Tall or Wild Lettuce; Wild Opium; Horse-weed

Lactuca canadensis

Flower-heads—Numerous, small, about 41 in. across, involucre, cylindric, rays pale yellow; followed by abundant, soft, bright white pappus; the heads growing in loose, branching, terminal clusters. Stem: Smooth, 3 to 10 ft. high, leafy up to the flower panicle; juice milky. Leaves: Upper ones lance-shaped; lower ones often 1 ft. long, wavy-lobed, often pinnatifid, taper pointed, narrowed into flat petioles.

Preferred Habitat—Moist, open ground; roadsides. Flowering Season—June—November. Distribution—Georgia, westward to Arkansas, north to the British Possessions.

Few gardeners allow the table lettuce (sativa) to go to seed; but as it is next of kin to this common wayside weed, it bears a strong likeness to it in the loose, narrow panicles of cream-colored flowers, followed by more charming, bright, white little pompons. Where the garden varieties originated, or what they were, nobody knows. Herodotus says lettuce was eaten as a salad in 550 B. c.; in Pliny’s time it was cultivated, and even blanched, so as to be had at all seasons of the year by the Romans. Among the privy-purse expenses of Henry VM is a reward to a certain gardener for bringing “lettuze” and cherries to Hampton Court. Quaint old Parkinson, enumerating “the vertues of the lettice,” says, “They all cool a hot and fainting stomache.” When the milky juice has been thickened (lactucarium), it is sometimes used as a substitute for opium by regular practitioners—a fluid employed by the plants themselves, it is thought, to discourage creatures from feasting at their expense. Certain caterpillars, however, eat the leaves readily; but offer lettuce or poppy foliage to grazing cattle, and they will go without food rather than touch it.

Hieracium aurantiacum
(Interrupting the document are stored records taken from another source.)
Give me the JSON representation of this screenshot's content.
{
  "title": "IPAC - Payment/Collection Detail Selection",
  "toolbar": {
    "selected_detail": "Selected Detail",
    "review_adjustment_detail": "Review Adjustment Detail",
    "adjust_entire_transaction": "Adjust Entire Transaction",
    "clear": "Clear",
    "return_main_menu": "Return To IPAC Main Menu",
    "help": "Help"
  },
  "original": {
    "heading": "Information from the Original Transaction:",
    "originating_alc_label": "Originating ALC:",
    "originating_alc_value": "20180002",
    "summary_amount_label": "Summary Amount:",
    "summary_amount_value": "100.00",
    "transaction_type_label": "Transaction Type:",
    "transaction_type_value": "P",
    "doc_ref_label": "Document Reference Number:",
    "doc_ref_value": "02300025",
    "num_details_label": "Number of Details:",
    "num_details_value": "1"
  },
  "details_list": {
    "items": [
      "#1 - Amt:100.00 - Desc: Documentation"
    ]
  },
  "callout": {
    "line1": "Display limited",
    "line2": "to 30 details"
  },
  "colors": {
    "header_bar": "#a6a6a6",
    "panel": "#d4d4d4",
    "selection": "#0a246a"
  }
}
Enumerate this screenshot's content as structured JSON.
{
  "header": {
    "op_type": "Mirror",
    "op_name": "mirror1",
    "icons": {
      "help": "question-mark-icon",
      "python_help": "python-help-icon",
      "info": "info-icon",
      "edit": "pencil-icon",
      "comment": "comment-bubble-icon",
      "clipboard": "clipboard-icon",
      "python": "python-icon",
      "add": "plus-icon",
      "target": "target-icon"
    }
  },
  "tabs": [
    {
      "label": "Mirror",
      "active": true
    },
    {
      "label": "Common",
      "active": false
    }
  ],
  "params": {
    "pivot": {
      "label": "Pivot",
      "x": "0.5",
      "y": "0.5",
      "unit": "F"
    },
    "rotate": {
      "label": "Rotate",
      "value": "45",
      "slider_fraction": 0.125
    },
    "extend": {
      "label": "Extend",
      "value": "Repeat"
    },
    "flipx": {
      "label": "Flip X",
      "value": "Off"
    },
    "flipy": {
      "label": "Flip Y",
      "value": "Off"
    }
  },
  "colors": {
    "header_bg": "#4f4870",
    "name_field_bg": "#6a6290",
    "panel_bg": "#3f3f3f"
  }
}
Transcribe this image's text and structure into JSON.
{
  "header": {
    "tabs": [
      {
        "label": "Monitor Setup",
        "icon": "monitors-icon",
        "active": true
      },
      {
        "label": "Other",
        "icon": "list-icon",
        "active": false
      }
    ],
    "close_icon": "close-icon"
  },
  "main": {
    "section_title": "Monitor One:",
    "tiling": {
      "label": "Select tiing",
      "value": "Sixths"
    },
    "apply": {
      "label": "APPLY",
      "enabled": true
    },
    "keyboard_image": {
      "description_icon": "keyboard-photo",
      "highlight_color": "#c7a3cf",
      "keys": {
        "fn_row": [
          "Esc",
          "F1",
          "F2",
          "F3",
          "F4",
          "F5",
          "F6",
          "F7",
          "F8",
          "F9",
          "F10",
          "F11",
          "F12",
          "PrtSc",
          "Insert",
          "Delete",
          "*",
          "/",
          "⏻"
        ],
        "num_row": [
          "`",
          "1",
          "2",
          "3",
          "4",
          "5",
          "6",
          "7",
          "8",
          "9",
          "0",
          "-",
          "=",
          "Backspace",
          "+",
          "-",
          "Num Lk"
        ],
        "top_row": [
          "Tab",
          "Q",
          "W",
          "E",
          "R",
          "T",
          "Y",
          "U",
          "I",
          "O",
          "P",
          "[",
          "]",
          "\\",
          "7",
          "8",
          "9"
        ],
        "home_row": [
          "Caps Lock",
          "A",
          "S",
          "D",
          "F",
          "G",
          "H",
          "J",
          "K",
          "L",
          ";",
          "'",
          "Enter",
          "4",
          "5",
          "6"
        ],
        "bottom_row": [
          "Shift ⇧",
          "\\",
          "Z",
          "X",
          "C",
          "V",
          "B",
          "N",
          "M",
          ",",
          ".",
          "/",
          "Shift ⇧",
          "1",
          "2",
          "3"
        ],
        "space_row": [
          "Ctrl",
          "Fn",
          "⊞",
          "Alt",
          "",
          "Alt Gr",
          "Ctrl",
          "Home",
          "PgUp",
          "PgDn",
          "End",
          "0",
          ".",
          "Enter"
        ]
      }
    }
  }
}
Flower-heads–Reddish orange; 1 in. across or less, the 5-toothed rays overlapping in several series; several heads on short peduncles in a terminal cluster. Stem: Usually leafless, or with 1 to 2 small sessile leaves; 6 to 20 in. high, slender, hairy, from a tuft of hairy, spatulate, or oblong leaves at the base.

Preferred Habitat—Fields, woods, roadsides, dry places. Flowering Season—June—September. Distribution—Pennsylvania and Middle states northward into British Possessions.

A popular title in England, from whence the plant originally came, is Grimm the Collier. All the plants in this genus take their name from hierax—a hawk, because people in the old country once thought that birds of prey swooped earthward to sharpen their eyesight with leaves of the hawkweed, hawkbit, or speerhawk, as they are variously called. Transplanted into the garden, the orange hawkweed forms a spreading mass of unusual, splendid color.

The Rattlesnake-weed, Early or Vein-leaf Hawkweed, Suake or Poor Robin’s Flantain (H. venosum), with flower-heads only about half an inch across, sends up a smooth, slender stem, paniculately branched above, to display the numerous dandelion-yellow disks as early as May, al-though October is not too late to find this generous bloomer in pine woodlands, dry thickets, and sandy soil. Purplish-veined oval leaves, more or less hairy, that spread in a tuft next the ground, are probably as efficacious in curing snake bites as those of the Rattlesnake Plantain. When a credulous generation believed that the Creator had indicated with some sign on each plant the special use for which each was intended, many leaves were found to have veinings suggesting the marks on a snake’s body; therefore, by simple reasoning, they must extract venom. How delightful is faith cure!